Museum of Ethnology
This museum showcases a collection of tribal art, artifacts and everyday objects gathered from across Vietnam. This is the best place to get to know the Vietnamese minorities better. The museum was opened to the public in 1997 and can be visited between 8:30 am to 5:30 pm, Tuesday to Sunday. A craft show sells an assortment of books, gorgeous postcards, and arts and crafts from these communities.
Hotel de l'Opera Hanoi - MGallery Collection
A part of the Accor group of hotels, Hanoi's newest luxury boutique hotel is possibly one of the nicest places to stay in. With a sophisticated modern design that has elements of Hanoi's French colonial past, the interiors are theatrical more than anything else. With large, comfortable, tastefully decorated rooms and equally fancy bathrooms, this stylish place comes at a price but is worth every penny. The location is perfect too - it is nestled between the Opera House and the Hoan Kiem Lake. The excellent service is the icing on the cake. The rates begin from about 150 USD for a night and WiFi is complimentary (and fast). Visit www.mgallery.com for more information and bookings.
With basic rooms and a central location in the Old Quarter, Hotel Bodega is a solid choice. The staff is unerringly pleasant and went out of their way to help us with everything we could have needed. They also book tours from their desk, but if you step out on your own and scout around a little, you are more likely to get a sightly better deal. Overall, if you are looking for a little quiet at hostel prices, this is definitely the place for you.
Sapa Vietnam ( Sapa Vietnam Daily Trekking Tours
We trekked from Sapa into the surrounding hills and stayed with a family in a remote hill tribe village. We drove into the mountains and on to the picturesque minority hill tribe town of Sapa, set amidst mountain scenery and in the shadow of Vietnam's tallest peak, Mt. FansipanTh next day we set out on an adventurous two-day trek up the Muong Hoa River Valley, with its lush vegetation and rice terraces. We spent the night in the cosy longhouse belonging to one of the local families. After indulging in a hearty hill tribe breakfast, we got picked up by jeeps and driven back to Sapa.We headed back to Lao Cai where we boarded the overnight train to Hanoi

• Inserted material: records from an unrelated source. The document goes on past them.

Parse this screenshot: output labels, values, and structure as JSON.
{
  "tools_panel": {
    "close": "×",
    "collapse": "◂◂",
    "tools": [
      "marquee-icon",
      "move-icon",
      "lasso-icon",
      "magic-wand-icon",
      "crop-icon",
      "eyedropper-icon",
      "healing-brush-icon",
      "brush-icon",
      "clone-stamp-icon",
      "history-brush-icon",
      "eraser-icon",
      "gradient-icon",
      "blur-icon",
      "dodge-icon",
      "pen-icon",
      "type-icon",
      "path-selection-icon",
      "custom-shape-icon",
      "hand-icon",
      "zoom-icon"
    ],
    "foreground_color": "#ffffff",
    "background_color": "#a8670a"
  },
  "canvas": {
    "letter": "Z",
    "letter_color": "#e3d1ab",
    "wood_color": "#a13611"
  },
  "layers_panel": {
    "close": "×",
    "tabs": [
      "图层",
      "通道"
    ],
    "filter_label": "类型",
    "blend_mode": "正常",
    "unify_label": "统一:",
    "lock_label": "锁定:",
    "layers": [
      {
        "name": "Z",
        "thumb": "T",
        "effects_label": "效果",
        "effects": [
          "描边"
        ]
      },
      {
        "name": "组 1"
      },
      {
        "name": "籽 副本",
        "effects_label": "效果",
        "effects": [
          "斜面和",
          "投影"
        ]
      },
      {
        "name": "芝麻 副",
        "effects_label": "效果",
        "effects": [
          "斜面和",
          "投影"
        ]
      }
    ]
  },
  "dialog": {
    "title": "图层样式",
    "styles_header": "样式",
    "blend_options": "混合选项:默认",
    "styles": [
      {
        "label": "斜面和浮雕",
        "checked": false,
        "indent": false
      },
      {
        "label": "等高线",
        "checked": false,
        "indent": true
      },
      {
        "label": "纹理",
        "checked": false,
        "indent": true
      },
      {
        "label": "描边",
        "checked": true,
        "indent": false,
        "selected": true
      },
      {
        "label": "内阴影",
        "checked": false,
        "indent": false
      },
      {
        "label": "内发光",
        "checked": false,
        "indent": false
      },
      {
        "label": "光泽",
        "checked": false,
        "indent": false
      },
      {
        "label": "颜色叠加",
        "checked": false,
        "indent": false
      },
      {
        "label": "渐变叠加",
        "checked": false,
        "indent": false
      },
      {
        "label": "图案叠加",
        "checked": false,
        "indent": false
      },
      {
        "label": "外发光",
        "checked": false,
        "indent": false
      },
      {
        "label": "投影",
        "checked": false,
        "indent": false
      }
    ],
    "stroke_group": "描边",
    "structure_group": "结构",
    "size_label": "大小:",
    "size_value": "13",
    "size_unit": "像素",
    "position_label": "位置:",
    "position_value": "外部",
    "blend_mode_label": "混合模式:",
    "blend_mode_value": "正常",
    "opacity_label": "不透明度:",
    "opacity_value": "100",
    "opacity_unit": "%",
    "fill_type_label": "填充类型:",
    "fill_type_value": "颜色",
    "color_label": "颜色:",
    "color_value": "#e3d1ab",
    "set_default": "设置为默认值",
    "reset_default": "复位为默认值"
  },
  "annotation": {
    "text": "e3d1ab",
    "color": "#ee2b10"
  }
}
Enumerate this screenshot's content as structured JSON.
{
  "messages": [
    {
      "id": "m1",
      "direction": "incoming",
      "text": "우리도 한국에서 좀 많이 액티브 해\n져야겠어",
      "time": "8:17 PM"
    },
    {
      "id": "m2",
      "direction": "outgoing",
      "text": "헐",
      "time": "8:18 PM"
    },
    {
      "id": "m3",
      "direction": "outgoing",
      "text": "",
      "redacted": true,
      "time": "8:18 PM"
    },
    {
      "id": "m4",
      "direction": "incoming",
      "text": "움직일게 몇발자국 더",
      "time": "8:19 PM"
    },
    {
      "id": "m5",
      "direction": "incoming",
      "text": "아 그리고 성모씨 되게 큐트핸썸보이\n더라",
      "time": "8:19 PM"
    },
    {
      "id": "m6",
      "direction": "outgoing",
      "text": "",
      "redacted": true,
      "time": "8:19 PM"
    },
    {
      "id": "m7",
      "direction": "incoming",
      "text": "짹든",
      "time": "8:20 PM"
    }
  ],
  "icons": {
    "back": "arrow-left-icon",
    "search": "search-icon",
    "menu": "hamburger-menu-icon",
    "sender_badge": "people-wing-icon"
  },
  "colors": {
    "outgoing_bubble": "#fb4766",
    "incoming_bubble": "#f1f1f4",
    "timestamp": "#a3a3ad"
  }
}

Hanoi Backpackers' Hostel on Ma May
This is one for gap-year students and party fanatics. I walked-in to painted faces and loud Beer-pong contests. You know you are going to have a hungover morning when you are hanging at the bar and your backpack is at the reception within five minutes of checking in. There is a Doner Kebab stall right next to the hostel for curing drunk, late-night munchies.